# Required action:
Retype the data exactly, skipping any picture in it.

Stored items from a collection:
----------------

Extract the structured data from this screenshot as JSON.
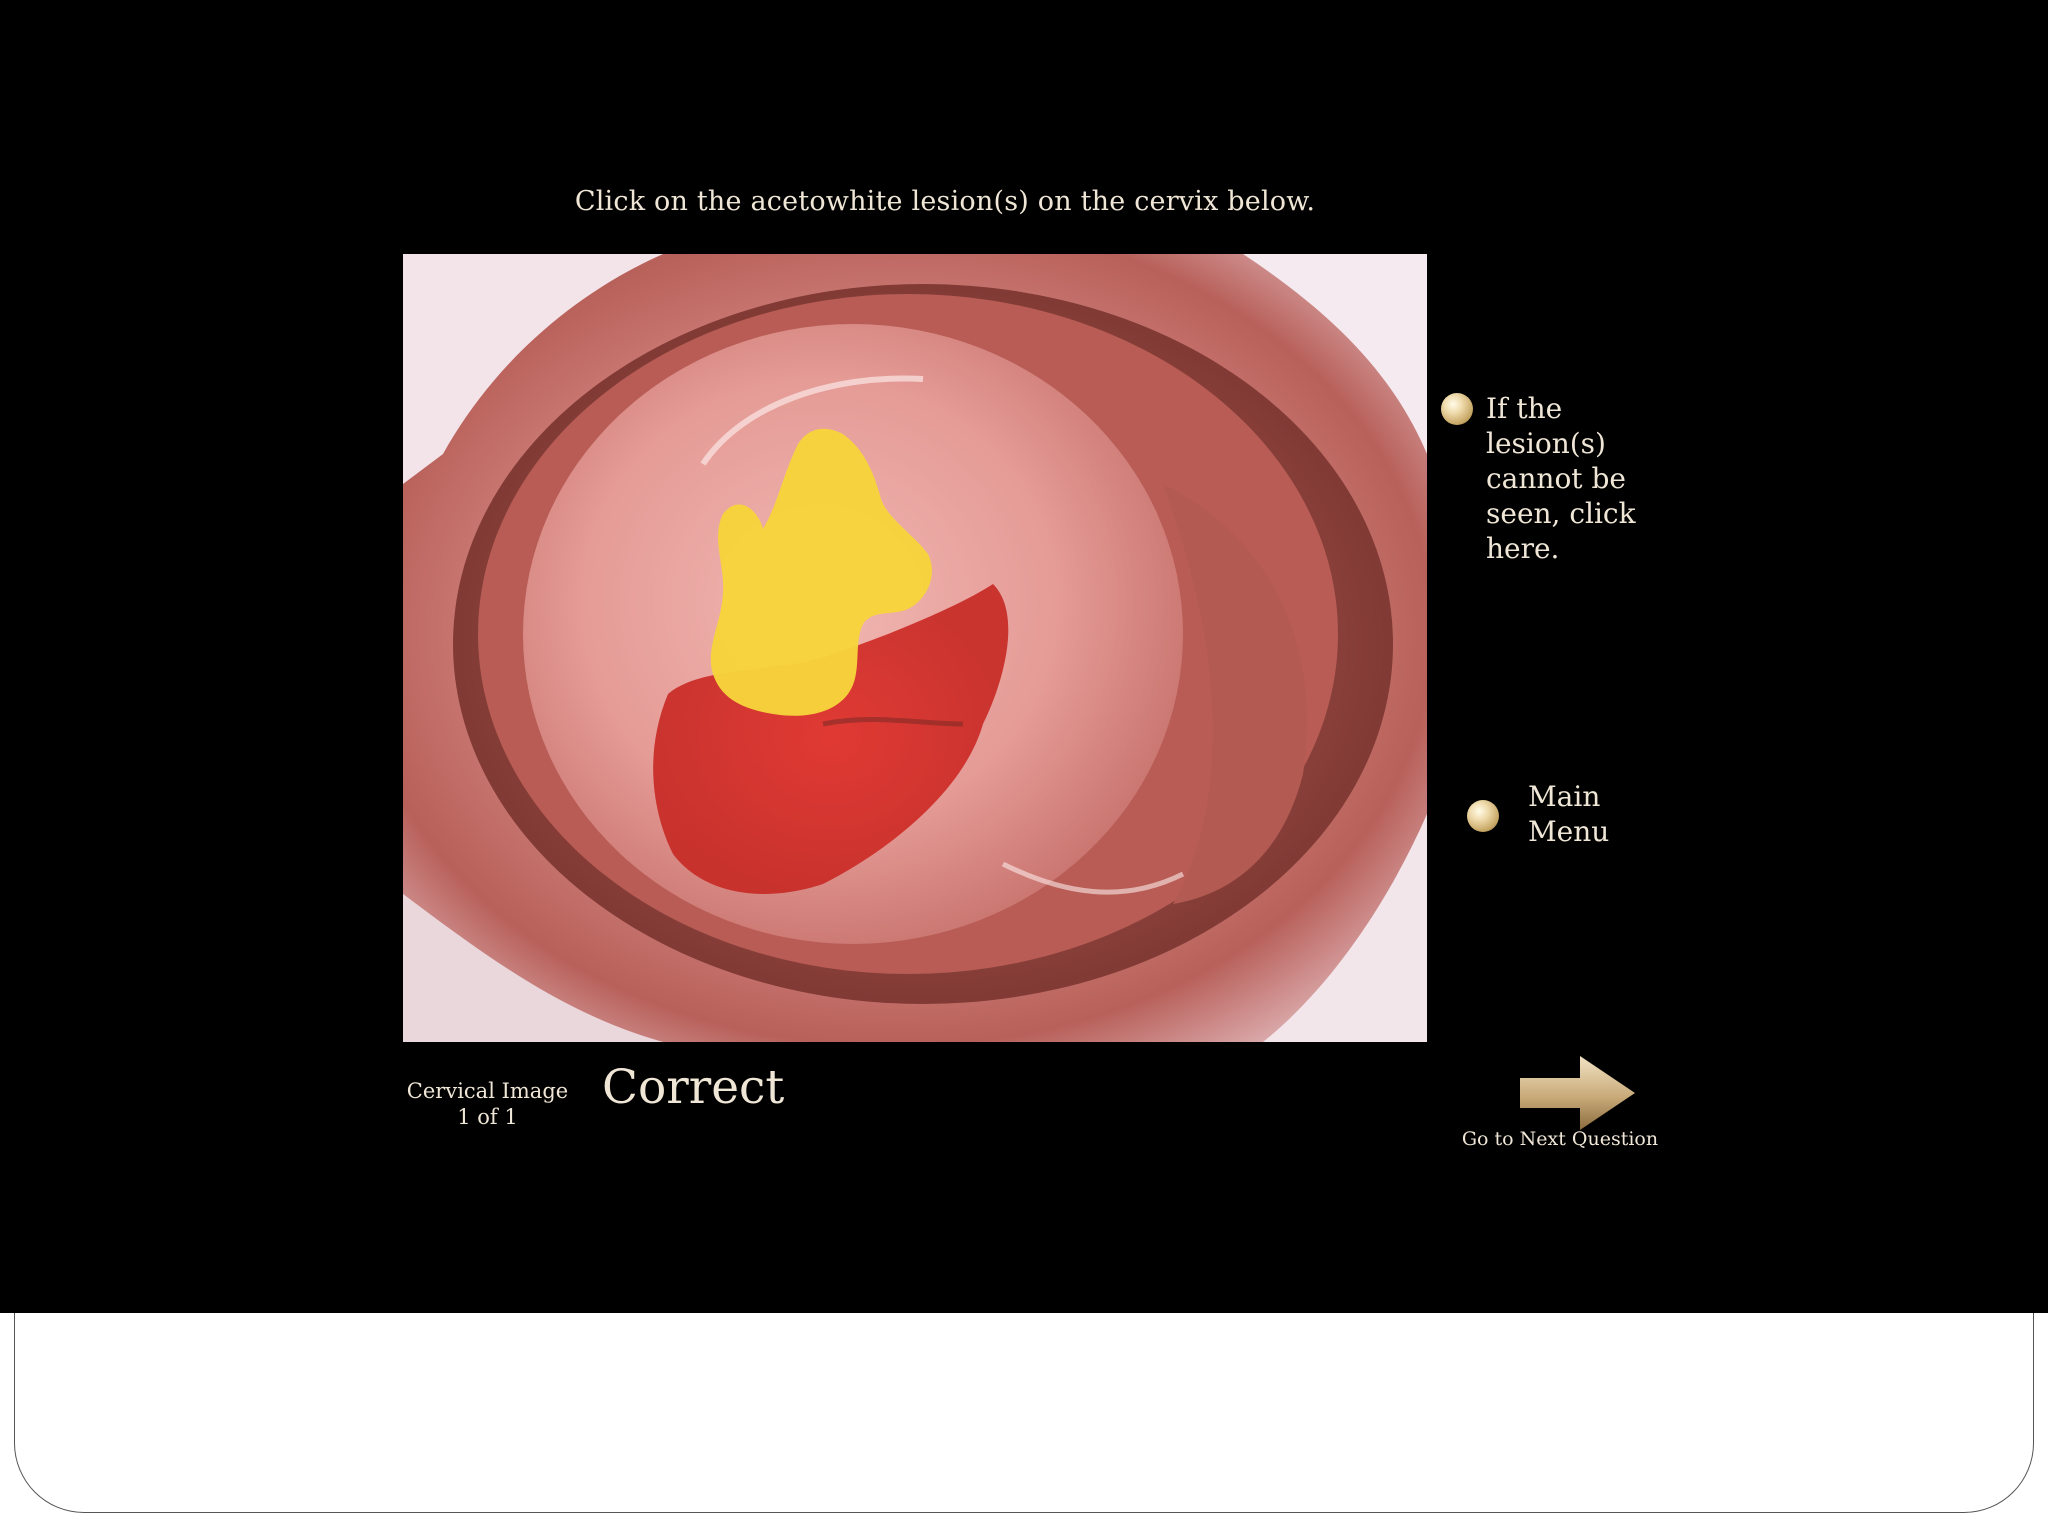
{
  "instruction": "Click on the acetowhite lesion(s) on the cervix below.",
  "options": {
    "cannot_see": "If the lesion(s) cannot be seen, click here.",
    "main_menu": "Main Menu"
  },
  "image_counter": {
    "title": "Cervical Image",
    "count": "1 of 1"
  },
  "result": "Correct",
  "next_label": "Go to Next Question",
  "colors": {
    "background": "#000000",
    "text": "#efe6d6",
    "lesion_highlight": "#f7d43c",
    "bullet": "#d8bd82"
  }
}
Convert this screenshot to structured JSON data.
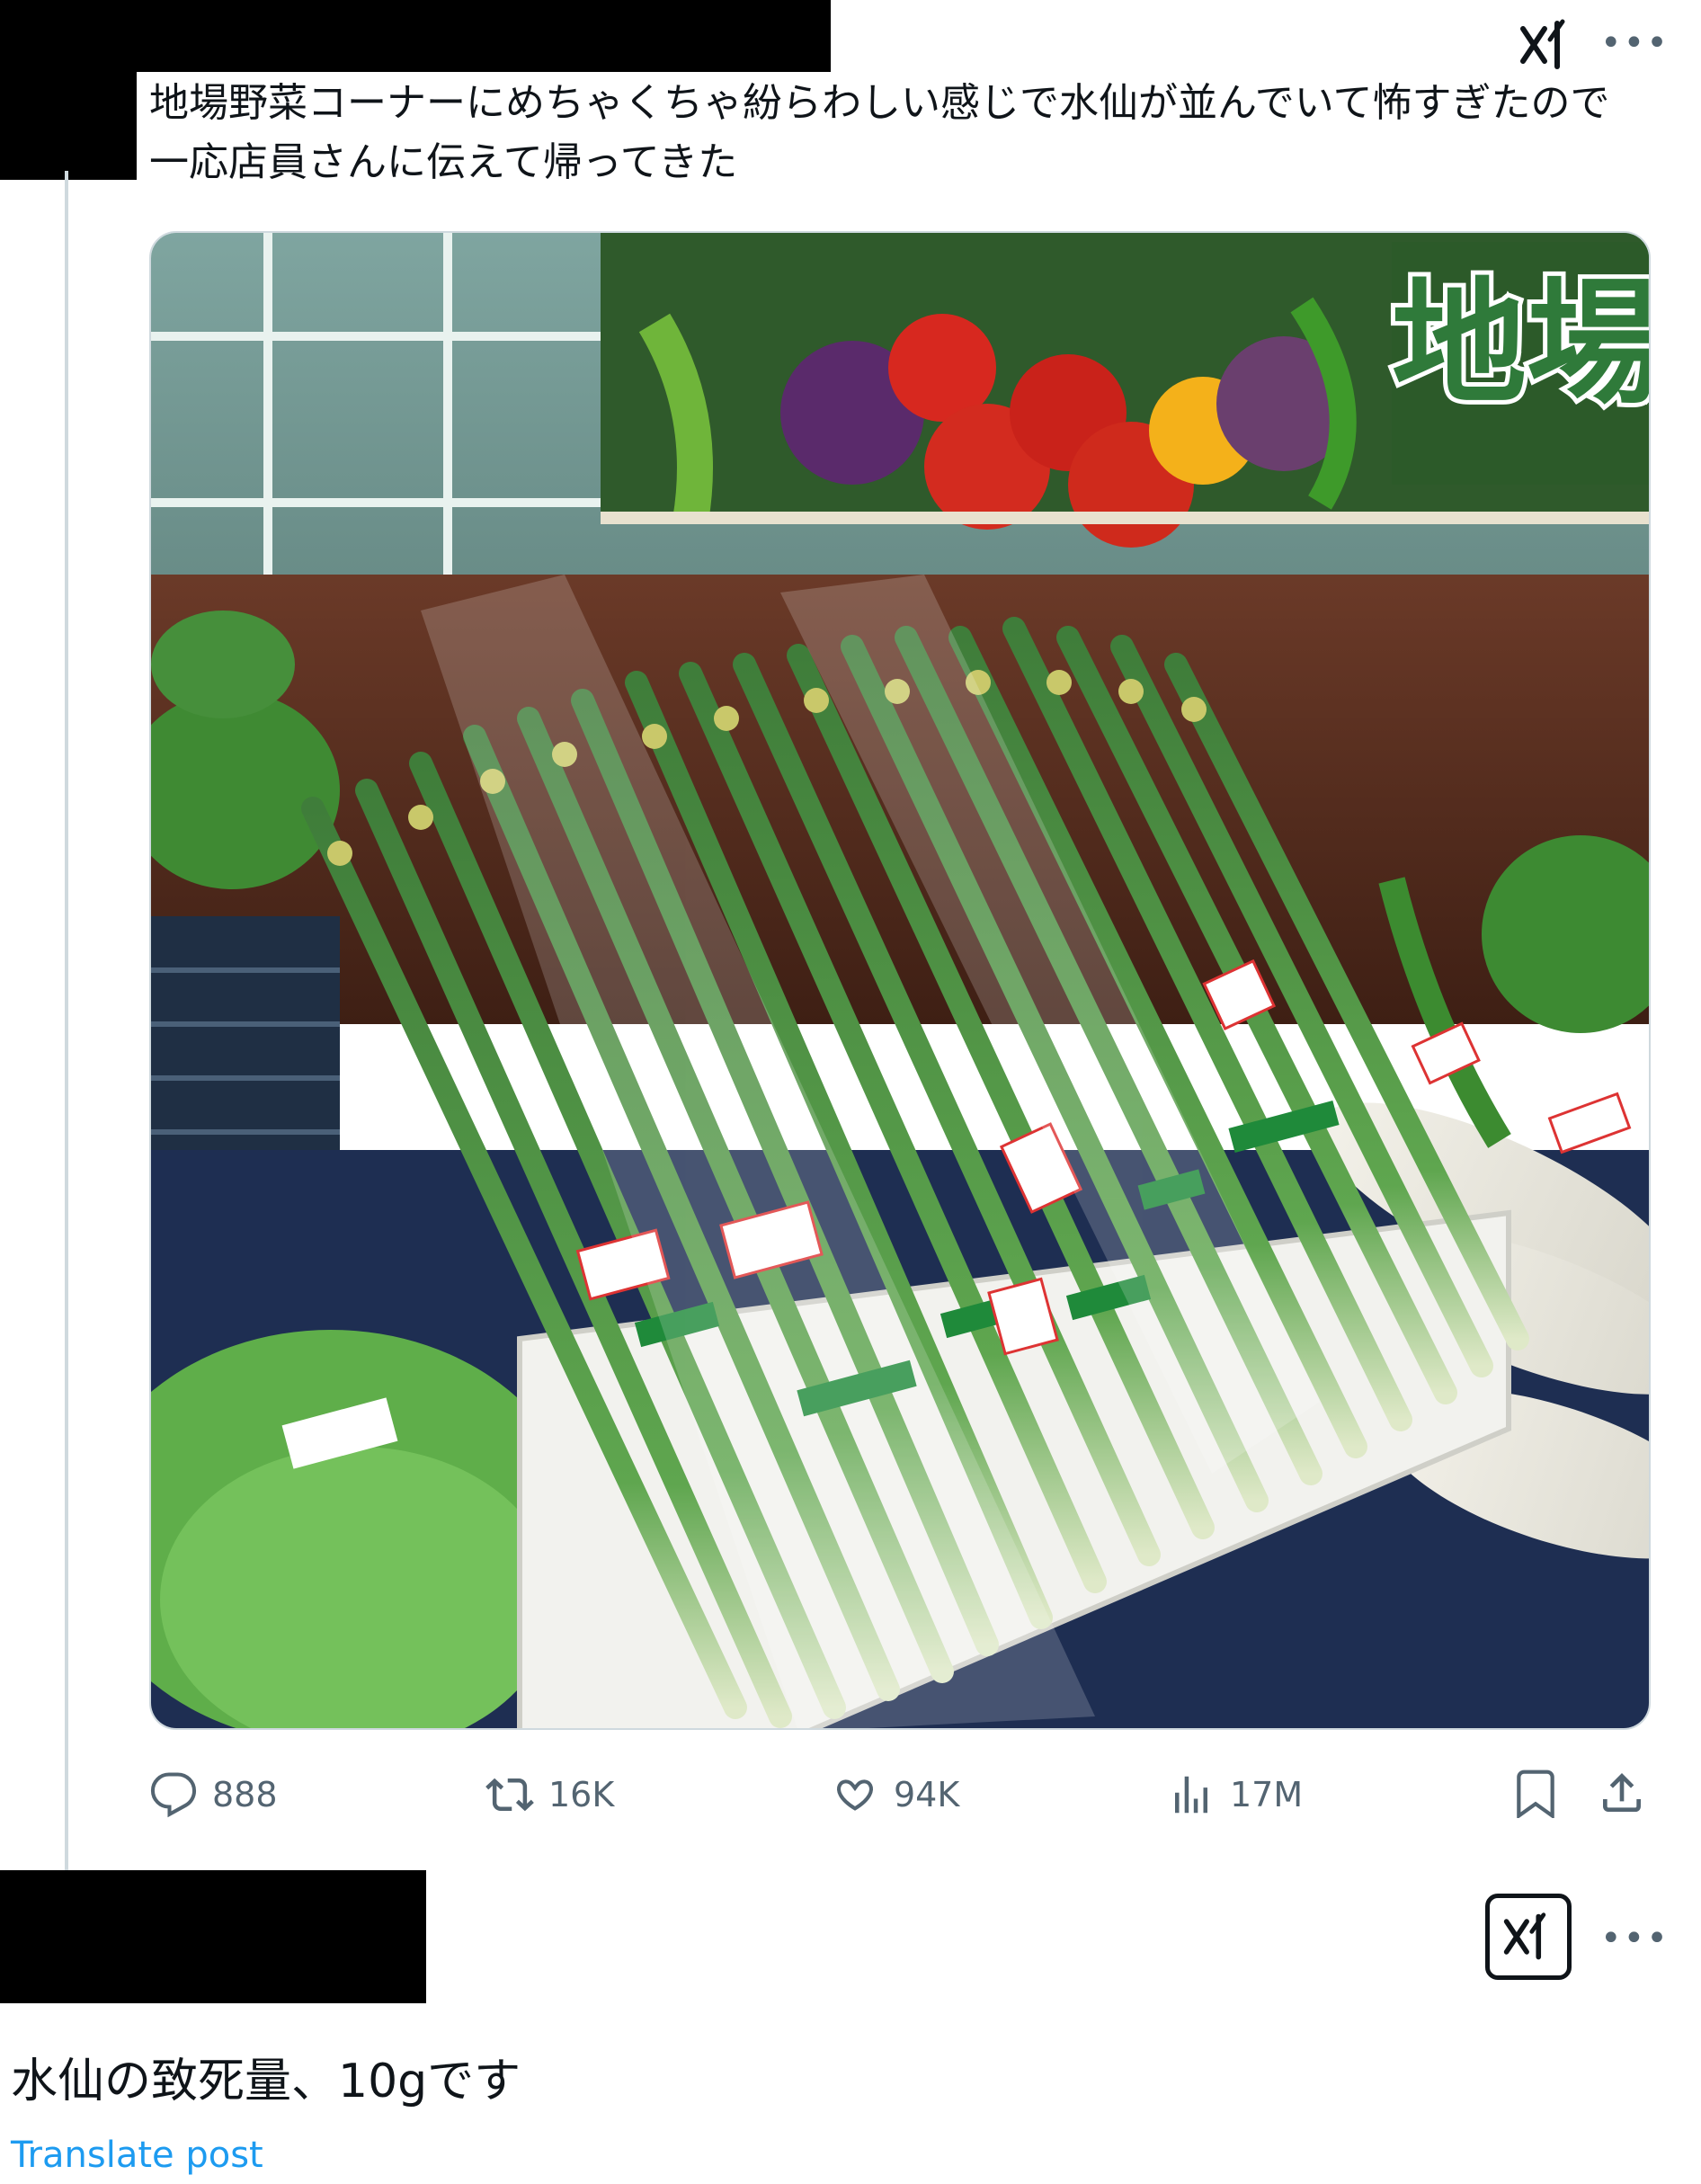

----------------

# Solution to the exercise:
Extract the structured data from this screenshot as JSON.
{
  "instruction": "Click on the acetowhite lesion(s) on the cervix below.",
  "options": {
    "cannot_see": "If the lesion(s) cannot be seen, click here.",
    "main_menu": "Main Menu"
  },
  "image_counter": {
    "title": "Cervical Image",
    "count": "1 of 1"
  },
  "result": "Correct",
  "next_label": "Go to Next Question",
  "colors": {
    "background": "#000000",
    "text": "#efe6d6",
    "lesion_highlight": "#f7d43c",
    "bullet": "#d8bd82"
  }
}
Convert this screenshot to structured JSON data.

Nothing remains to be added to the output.